Your answer must be the full listing, repeated word for word.
-- Provided records follows --
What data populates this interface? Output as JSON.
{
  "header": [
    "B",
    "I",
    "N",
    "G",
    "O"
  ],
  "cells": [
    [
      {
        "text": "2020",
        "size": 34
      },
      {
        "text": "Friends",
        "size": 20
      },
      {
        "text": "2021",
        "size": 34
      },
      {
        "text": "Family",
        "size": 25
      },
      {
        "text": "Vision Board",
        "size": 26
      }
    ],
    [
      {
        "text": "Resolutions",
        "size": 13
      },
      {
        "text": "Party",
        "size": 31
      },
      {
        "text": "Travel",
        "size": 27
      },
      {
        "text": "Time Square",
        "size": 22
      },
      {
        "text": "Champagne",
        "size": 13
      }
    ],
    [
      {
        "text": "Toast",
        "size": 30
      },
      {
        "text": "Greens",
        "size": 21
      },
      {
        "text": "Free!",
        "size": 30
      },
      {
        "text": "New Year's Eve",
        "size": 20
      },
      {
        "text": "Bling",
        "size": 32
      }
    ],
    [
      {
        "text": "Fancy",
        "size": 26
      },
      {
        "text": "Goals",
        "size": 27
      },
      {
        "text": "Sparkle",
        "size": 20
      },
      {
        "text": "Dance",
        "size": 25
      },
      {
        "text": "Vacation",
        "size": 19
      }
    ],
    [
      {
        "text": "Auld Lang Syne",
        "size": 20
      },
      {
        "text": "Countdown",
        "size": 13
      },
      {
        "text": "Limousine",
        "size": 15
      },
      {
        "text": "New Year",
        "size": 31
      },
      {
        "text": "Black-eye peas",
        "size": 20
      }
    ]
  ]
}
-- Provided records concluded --
(Expected answer):
What data populates this interface? Output as JSON.
{
  "header": [
    "B",
    "I",
    "N",
    "G",
    "O"
  ],
  "cells": [
    [
      {
        "text": "2020",
        "size": 34
      },
      {
        "text": "Friends",
        "size": 20
      },
      {
        "text": "2021",
        "size": 34
      },
      {
        "text": "Family",
        "size": 25
      },
      {
        "text": "Vision Board",
        "size": 26
      }
    ],
    [
      {
        "text": "Resolutions",
        "size": 13
      },
      {
        "text": "Party",
        "size": 31
      },
      {
        "text": "Travel",
        "size": 27
      },
      {
        "text": "Time Square",
        "size": 22
      },
      {
        "text": "Champagne",
        "size": 13
      }
    ],
    [
      {
        "text": "Toast",
        "size": 30
      },
      {
        "text": "Greens",
        "size": 21
      },
      {
        "text": "Free!",
        "size": 30
      },
      {
        "text": "New Year's Eve",
        "size": 20
      },
      {
        "text": "Bling",
        "size": 32
      }
    ],
    [
      {
        "text": "Fancy",
        "size": 26
      },
      {
        "text": "Goals",
        "size": 27
      },
      {
        "text": "Sparkle",
        "size": 20
      },
      {
        "text": "Dance",
        "size": 25
      },
      {
        "text": "Vacation",
        "size": 19
      }
    ],
    [
      {
        "text": "Auld Lang Syne",
        "size": 20
      },
      {
        "text": "Countdown",
        "size": 13
      },
      {
        "text": "Limousine",
        "size": 15
      },
      {
        "text": "New Year",
        "size": 31
      },
      {
        "text": "Black-eye peas",
        "size": 20
      }
    ]
  ]
}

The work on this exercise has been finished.